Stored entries
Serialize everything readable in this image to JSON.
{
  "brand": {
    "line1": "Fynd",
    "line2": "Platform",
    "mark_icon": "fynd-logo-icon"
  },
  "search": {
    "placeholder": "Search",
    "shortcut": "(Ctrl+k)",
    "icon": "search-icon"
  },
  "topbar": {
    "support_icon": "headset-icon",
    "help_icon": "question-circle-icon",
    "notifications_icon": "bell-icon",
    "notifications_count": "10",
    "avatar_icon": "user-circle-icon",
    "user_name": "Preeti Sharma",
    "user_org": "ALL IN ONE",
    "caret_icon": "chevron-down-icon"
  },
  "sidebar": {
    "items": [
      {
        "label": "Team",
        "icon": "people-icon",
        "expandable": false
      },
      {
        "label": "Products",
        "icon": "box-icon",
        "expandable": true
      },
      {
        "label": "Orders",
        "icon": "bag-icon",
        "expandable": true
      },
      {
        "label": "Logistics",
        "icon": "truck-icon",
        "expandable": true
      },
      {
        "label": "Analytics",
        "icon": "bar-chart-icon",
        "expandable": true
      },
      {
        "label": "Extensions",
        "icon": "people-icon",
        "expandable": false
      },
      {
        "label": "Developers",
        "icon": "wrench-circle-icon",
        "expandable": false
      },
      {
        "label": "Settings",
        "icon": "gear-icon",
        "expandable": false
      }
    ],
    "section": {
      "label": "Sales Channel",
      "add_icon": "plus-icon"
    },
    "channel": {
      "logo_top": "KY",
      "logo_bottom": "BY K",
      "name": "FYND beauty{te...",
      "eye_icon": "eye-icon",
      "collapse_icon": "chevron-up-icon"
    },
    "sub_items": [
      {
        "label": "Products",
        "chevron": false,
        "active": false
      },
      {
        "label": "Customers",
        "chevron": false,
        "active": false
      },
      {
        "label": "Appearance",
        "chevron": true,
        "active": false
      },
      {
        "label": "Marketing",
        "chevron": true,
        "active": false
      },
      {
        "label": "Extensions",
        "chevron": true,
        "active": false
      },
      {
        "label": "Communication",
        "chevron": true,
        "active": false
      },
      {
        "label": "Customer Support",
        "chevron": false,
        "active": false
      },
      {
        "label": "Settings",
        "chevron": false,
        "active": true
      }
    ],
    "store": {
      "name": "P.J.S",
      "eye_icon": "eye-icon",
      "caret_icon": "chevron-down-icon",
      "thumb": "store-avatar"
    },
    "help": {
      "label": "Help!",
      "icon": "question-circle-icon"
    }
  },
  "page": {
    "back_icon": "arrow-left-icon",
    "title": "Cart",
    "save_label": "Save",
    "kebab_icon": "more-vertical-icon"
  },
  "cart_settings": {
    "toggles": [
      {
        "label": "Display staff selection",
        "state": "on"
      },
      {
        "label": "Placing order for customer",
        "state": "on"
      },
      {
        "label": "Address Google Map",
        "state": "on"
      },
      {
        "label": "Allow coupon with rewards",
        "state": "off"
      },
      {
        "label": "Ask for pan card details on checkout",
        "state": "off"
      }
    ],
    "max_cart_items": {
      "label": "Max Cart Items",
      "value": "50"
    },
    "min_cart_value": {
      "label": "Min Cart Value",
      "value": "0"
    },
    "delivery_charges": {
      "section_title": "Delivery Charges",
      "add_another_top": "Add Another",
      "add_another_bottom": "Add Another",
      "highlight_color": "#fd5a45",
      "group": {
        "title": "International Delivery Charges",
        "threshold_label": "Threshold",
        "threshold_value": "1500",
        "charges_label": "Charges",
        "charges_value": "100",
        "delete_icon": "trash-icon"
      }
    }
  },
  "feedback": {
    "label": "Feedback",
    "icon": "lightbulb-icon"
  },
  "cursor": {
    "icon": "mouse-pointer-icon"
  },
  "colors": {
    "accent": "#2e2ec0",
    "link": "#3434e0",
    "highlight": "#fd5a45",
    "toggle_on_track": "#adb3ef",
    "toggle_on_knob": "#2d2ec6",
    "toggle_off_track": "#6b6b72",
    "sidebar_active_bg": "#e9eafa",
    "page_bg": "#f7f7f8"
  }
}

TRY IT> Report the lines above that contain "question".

ANSWER SPACE>
    "help_icon": "question-circle-icon",
      "icon": "question-circle-icon"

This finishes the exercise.